When coaching an Enneagram style Seven, remember they are gluttons. The form that proclivity assumes when they set goals is a habit of making lots of goals or huge goals. They glance briefly at the costs of time and effort for a goal and decide they can do that goal plus several more. It is garden season in most of the country, so let me recommend a horticultural metaphor: pruning. When a Seven sets a a goal, the coach usually has to prune either the size or the number. Their enthusiasm is contagious, but so is the common cold. They won’t like small incremental goals, but that is a good place to start.

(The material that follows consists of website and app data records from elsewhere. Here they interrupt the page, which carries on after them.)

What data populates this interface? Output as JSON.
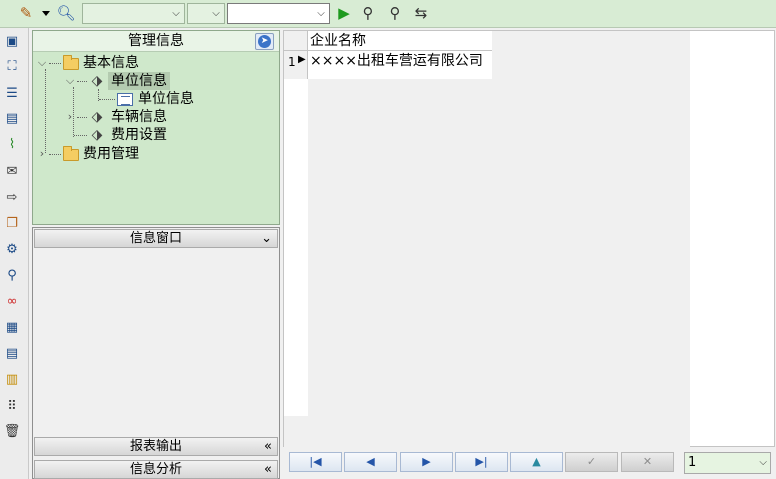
{
  "toolbar": {
    "combo1_value": "",
    "combo2_value": "",
    "search_value": "",
    "icons": [
      "pencil-icon",
      "dropdown-arrow-icon",
      "preview-icon",
      "run-icon",
      "find-icon",
      "find-next-icon",
      "refresh-icon"
    ]
  },
  "left_strip": {
    "icons": [
      "window-icon",
      "tree-icon",
      "list-icon",
      "document-icon",
      "chart-icon",
      "mail-icon",
      "export-icon",
      "copy-icon",
      "settings-icon",
      "search-person-icon",
      "link-icon",
      "grid-report-icon",
      "doc-settings-icon",
      "sheet-icon",
      "grid-dots-icon",
      "trash-icon"
    ]
  },
  "management": {
    "title": "管理信息",
    "tree": {
      "basic_info": "基本信息",
      "unit_info_group": "单位信息",
      "unit_info_item": "单位信息",
      "vehicle_info": "车辆信息",
      "fee_settings": "费用设置",
      "fee_management": "费用管理"
    }
  },
  "info_window": {
    "title": "信息窗口",
    "report_output": "报表输出",
    "info_analysis": "信息分析"
  },
  "grid": {
    "columns": [
      "企业名称"
    ],
    "rows": [
      {
        "index": "1",
        "cells": [
          "××××出租车营运有限公司"
        ]
      }
    ]
  },
  "navigator": {
    "first": "|◀",
    "prior": "◀",
    "next": "▶",
    "last": "▶|",
    "insert": "▲",
    "post": "✓",
    "cancel": "✕",
    "page_value": "1"
  },
  "colors": {
    "toolbar_bg": "#d8ecd4",
    "tree_bg": "#cfe8cb",
    "accent_blue": "#2455a8"
  }
}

When you are helping a style Six set goals, you may want to try something that may seem counter-intuitive: assign your client to list all the reasons they can’t reach or even try for a goal. Sixes sort for what can go wrong and they won’t make much effort until they have examined all the possible negatives. Once they’re done that (and they will whether you assign that task or not), then they can move forward.
If you would like an audio-visual aid of how that works, watch the TV show, Monk. He notices everything that is out of order because that is what he is constantly looking for.
I don’t know the style of the old man who predicted the rapture, but I’ve read many newsletters that predict coming calamities — they are frequently written by sixes. It is their “literary genre” if you will.
What is a little deceptive about this is that because Sixes are so communitarian, they have very pleasing personalities. Their negativity is usually not in their social presentation, it is in the expectation that things are just not going to work.
When coaching a Five about their goals, be aware that they have a subtext that goes something like this: I will meet this goal…as long as…I can have a lot of time to myself. Fives can be like batteries that people drain and so they protect their privacy with space and time. They need their own private space and they don’t like to be surprised or rushed – everything has to be thought out — and spur of the moment decisions in a conversation can be intimidating..
When coaching Fours about their goals, you will likely notice that they will be reluctant to set goals that need recognition. Getting a promotion, writing a book, setting a financial goal — all of these might have a condition attached …as long as… as long as I don’t have to compromise my uniqueness. Fours can be whipsawed by the belief that if they act from their true self, they will not be accepted. Their book won’t be accepted, they won’t get the promotion and they can’t make money without compromise. So a shrewd coach will make the goal pared down to the quality of effort, not the effect, especially of acceptance (of either an authority or the crowd. Sometimes the authority will be trusted and can be included, but the crowd – even peers – will not be).
Coaching a Style Three on setting goals can be a real trap. You and the client look so successful, but… Threes focus like a laser, but lasers are used to cut steel, too. When coaching a Three, remember they are more drawn to extrinsic rewards than most others so they will work too hard for extrinsic goals (money, position, applause) and push down their inner needs. They need to balance their goals with the (often neglected) inner values. They might make CEO just as their spouse leaves them. Threes don’t have a “as long as” subtext, but they need one. “I will reach my production goal as long as I don’t have to ignore environmental concerns.”